§ **Exercise directions**:
Please find all lines in the data that hold the string "Fields" and copy them.

━━━━━━━━━━━━━━━━

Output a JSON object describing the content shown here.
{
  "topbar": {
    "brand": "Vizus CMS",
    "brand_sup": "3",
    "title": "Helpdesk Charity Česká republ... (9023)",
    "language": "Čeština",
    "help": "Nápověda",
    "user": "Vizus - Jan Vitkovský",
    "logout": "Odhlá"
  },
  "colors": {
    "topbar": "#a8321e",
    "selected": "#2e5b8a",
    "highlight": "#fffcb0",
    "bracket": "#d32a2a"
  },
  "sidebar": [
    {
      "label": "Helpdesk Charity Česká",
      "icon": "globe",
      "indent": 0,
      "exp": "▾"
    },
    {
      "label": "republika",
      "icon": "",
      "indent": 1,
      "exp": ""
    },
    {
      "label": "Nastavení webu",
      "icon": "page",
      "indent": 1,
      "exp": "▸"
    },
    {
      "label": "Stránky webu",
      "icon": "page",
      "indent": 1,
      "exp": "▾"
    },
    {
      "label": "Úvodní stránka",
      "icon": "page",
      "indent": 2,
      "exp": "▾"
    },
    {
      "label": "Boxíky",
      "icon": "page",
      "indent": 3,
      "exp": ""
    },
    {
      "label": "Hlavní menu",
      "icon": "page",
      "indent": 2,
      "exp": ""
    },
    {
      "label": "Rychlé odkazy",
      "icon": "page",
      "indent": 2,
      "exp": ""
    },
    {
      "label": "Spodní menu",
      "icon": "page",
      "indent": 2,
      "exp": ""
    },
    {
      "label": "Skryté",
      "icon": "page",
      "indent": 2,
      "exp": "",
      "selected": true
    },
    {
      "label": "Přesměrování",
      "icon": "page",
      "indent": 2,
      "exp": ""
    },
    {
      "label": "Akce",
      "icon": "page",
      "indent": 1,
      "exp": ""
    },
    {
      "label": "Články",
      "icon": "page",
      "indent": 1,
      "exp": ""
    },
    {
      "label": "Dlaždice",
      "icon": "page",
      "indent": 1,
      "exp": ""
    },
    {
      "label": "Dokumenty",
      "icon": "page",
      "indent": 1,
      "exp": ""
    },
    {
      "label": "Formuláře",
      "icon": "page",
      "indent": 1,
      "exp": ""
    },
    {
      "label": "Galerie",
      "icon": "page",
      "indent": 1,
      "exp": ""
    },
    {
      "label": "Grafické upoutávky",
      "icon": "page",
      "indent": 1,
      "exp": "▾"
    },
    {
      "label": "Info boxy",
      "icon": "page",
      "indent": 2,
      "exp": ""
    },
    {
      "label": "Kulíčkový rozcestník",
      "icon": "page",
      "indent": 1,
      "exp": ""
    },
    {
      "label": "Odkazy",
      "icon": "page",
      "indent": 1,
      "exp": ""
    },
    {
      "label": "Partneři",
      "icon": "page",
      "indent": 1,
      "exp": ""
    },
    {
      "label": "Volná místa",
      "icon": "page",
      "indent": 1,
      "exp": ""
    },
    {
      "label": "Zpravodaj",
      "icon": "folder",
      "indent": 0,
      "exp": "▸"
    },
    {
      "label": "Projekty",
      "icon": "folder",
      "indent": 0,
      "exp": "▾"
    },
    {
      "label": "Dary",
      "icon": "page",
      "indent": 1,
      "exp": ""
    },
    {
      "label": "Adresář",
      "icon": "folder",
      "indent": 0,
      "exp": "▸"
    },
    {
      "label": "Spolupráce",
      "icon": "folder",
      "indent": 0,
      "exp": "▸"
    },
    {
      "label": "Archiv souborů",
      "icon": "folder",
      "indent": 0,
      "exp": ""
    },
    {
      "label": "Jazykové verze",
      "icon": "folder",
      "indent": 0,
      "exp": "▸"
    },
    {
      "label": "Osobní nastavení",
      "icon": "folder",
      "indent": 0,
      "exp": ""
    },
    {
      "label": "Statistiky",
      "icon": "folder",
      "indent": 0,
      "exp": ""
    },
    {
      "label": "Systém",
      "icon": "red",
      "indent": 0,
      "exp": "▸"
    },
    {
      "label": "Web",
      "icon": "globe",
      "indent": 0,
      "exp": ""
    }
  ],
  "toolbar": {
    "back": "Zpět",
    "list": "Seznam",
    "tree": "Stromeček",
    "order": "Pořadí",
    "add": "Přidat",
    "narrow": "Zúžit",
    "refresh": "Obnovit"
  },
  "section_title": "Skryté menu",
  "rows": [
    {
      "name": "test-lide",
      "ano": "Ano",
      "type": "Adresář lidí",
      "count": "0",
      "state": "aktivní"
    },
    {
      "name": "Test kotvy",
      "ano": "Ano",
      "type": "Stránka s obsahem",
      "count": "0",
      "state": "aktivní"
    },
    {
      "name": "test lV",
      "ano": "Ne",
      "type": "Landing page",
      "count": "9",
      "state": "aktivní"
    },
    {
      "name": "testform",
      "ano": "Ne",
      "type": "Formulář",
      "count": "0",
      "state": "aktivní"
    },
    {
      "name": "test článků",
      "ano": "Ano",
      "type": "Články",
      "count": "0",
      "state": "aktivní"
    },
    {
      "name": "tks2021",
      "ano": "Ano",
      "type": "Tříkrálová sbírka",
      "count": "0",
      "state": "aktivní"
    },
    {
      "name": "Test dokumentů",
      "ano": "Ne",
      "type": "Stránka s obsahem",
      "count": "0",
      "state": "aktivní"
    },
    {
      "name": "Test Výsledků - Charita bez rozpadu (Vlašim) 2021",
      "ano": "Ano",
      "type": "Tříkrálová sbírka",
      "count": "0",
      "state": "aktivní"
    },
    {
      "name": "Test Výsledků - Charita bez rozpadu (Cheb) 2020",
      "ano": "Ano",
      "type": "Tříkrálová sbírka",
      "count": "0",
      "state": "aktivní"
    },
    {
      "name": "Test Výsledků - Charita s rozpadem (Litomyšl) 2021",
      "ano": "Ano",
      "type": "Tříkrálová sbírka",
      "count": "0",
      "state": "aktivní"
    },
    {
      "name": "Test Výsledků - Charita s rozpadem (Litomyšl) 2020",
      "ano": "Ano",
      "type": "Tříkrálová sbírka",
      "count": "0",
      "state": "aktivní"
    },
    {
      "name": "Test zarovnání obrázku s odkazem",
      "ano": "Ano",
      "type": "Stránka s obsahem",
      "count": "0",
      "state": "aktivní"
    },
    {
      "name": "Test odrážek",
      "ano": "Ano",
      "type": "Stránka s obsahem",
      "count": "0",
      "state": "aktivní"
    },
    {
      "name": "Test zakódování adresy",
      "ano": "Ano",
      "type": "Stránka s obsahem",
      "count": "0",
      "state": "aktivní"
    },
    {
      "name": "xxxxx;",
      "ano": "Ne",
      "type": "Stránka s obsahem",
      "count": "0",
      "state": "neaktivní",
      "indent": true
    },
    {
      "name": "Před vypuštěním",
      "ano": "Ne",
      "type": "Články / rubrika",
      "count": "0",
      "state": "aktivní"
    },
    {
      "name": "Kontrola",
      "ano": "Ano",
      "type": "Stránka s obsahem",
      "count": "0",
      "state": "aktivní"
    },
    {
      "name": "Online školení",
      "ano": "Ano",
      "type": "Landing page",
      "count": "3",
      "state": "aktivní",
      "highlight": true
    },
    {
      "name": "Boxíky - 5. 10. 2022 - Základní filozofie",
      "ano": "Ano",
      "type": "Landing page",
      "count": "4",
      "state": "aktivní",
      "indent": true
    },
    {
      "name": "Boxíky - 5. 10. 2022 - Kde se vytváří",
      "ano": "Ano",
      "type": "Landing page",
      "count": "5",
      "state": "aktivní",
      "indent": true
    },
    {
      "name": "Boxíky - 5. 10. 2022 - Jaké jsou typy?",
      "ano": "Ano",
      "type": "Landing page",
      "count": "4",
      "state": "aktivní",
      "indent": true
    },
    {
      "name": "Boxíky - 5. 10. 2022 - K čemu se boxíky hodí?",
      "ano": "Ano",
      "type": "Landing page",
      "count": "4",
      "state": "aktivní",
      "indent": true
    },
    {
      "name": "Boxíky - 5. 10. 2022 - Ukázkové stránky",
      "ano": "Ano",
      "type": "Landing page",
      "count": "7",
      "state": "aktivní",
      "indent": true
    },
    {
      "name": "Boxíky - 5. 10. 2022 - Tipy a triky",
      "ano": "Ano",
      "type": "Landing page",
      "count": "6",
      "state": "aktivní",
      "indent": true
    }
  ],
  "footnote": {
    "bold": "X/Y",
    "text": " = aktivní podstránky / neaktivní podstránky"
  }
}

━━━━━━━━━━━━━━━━

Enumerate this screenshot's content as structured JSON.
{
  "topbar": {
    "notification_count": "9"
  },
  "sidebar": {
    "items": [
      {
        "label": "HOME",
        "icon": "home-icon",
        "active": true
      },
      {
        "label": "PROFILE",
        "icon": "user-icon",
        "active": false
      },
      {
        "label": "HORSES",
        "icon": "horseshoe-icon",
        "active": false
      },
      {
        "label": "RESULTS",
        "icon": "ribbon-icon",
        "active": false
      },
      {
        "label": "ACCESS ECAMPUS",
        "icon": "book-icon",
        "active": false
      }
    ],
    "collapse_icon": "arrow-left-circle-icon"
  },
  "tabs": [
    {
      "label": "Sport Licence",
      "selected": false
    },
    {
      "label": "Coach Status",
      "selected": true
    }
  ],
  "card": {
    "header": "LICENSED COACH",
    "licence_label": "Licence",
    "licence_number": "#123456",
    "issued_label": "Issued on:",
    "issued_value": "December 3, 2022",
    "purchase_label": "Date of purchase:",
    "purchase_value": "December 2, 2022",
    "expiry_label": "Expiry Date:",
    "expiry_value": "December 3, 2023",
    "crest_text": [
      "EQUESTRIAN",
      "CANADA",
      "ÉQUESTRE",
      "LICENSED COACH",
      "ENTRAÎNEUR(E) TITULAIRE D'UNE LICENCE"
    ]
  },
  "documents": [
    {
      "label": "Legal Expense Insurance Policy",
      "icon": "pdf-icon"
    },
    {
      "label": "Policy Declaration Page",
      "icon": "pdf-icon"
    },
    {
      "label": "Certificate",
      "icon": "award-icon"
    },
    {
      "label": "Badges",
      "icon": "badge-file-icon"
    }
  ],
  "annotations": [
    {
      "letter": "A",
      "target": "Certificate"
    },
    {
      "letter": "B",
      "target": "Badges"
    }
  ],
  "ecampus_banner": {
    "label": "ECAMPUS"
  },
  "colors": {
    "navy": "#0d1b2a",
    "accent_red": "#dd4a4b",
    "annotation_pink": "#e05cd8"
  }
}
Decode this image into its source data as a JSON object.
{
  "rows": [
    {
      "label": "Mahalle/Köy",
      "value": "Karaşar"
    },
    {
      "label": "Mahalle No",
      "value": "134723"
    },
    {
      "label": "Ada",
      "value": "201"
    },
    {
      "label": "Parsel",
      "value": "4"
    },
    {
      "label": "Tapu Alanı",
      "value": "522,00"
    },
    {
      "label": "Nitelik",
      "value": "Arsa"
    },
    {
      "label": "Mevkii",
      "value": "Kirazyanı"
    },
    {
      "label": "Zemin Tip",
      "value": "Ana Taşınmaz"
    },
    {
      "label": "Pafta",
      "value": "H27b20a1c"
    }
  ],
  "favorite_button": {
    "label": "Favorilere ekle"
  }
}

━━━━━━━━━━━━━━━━

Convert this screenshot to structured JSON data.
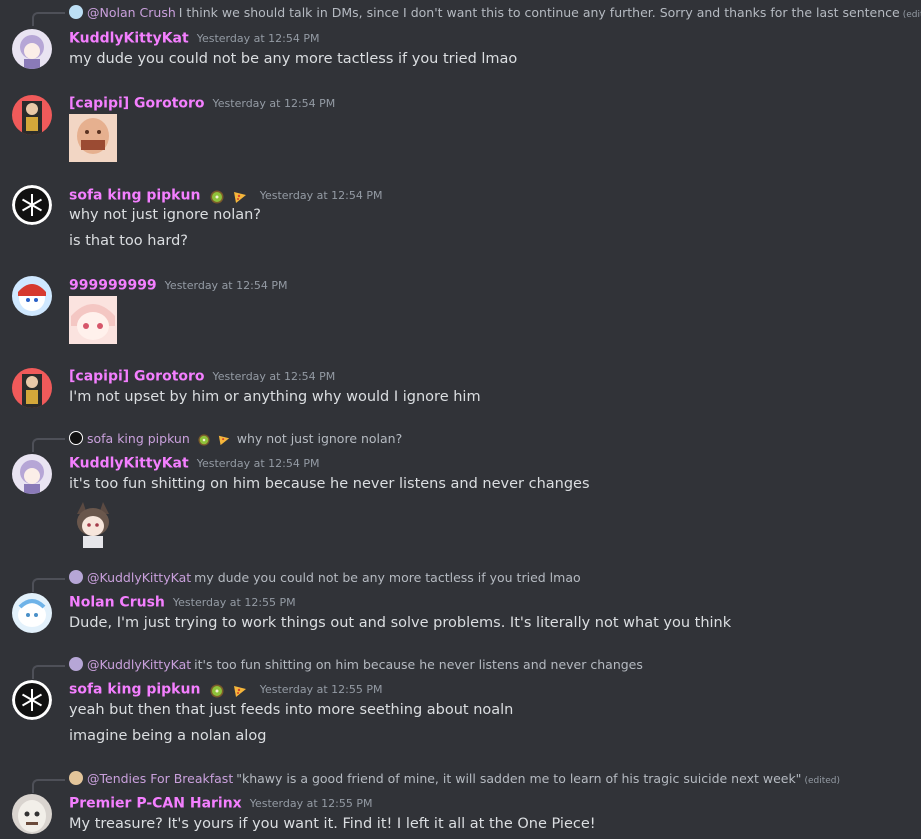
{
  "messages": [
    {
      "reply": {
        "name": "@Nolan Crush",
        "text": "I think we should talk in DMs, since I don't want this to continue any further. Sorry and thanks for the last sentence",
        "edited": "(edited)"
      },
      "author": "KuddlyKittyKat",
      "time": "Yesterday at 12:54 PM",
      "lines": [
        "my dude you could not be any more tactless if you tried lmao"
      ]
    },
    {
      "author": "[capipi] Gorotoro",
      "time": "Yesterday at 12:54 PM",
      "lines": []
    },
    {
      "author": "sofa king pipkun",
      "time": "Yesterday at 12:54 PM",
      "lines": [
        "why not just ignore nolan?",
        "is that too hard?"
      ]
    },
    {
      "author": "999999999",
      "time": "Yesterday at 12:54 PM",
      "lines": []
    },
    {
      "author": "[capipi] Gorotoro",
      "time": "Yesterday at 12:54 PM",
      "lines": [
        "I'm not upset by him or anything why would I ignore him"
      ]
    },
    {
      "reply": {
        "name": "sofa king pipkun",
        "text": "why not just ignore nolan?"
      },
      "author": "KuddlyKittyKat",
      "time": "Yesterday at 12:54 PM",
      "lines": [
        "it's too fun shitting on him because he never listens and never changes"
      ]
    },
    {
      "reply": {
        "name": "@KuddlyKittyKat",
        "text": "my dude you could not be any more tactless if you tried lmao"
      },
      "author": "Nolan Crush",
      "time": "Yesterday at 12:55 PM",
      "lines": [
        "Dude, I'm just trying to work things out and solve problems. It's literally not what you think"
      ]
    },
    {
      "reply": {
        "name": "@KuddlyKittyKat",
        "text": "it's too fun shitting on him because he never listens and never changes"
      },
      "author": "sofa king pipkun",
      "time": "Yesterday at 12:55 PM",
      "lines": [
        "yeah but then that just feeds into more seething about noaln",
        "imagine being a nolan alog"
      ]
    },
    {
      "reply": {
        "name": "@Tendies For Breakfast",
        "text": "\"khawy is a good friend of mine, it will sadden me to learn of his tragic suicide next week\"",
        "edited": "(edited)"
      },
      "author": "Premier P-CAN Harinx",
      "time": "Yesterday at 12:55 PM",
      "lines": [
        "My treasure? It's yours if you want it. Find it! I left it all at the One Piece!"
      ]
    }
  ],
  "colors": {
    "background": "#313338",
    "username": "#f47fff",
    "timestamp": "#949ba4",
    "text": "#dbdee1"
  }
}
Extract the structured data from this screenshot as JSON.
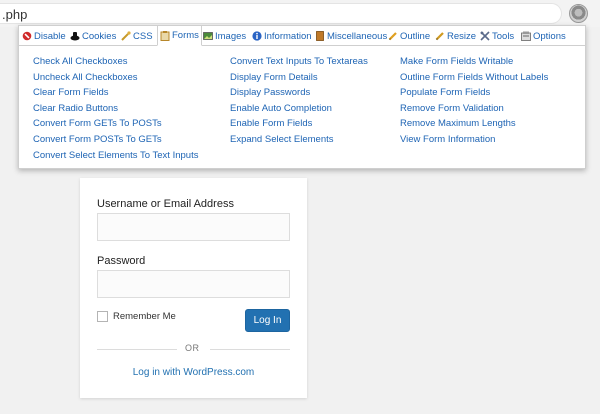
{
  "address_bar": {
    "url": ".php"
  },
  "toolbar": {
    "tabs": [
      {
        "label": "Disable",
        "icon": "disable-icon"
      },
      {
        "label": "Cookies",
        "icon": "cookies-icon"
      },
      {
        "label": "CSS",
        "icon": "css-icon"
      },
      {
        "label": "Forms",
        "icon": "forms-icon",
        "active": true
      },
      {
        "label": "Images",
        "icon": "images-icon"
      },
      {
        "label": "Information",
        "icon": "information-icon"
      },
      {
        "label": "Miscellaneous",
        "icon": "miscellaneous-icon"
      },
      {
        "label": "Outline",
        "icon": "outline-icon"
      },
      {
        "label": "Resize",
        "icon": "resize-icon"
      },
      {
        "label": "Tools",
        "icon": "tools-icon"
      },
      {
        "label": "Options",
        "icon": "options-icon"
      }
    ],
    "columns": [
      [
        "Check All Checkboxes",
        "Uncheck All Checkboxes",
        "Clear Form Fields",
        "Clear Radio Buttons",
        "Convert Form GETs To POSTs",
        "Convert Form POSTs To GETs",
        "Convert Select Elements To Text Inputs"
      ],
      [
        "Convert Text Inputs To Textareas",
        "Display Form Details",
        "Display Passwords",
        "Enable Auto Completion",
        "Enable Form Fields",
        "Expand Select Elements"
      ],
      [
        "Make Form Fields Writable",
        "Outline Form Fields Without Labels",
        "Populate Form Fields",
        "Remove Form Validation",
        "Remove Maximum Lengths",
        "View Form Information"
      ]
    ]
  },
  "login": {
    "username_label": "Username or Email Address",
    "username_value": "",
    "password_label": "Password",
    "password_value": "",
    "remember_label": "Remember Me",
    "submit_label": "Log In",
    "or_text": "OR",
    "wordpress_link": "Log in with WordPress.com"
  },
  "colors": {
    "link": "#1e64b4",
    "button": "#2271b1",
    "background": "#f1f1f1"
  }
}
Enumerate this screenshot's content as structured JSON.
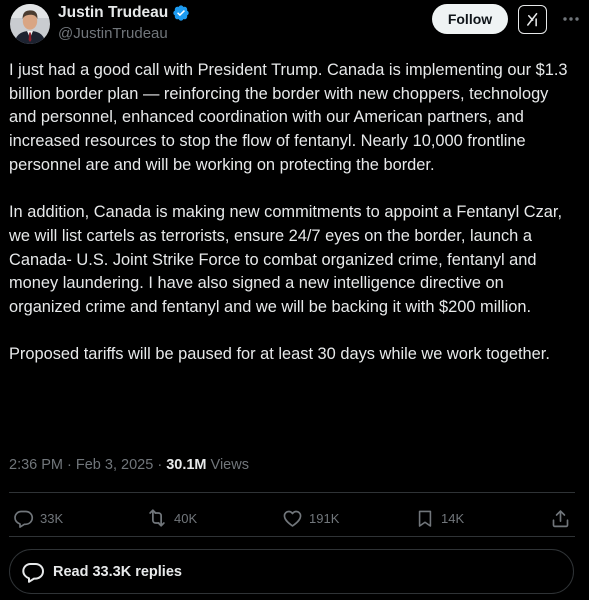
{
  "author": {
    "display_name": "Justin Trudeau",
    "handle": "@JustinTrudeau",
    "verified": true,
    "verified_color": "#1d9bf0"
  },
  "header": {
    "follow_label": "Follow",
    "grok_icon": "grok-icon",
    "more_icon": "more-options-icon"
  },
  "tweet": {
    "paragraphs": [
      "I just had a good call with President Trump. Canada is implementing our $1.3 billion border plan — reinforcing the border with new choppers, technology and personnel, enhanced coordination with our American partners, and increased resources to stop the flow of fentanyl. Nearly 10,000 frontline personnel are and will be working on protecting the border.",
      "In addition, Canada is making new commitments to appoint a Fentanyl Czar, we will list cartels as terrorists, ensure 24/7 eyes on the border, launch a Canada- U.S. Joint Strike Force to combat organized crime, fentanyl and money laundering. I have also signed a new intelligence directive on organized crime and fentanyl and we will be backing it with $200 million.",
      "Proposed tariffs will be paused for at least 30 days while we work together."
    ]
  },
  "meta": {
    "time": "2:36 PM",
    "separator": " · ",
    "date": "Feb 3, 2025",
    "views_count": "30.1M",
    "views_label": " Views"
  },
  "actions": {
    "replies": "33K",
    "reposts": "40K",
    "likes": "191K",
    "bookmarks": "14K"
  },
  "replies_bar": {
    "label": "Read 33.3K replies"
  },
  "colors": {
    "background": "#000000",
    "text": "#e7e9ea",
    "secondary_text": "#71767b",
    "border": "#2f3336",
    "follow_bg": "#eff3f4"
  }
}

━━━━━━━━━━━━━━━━

§ **Result**:
        "Clear Form Fields",
        "Enable Form Fields",
        "Make Form Fields Writable",
        "Outline Form Fields Without Labels",
        "Populate Form Fields",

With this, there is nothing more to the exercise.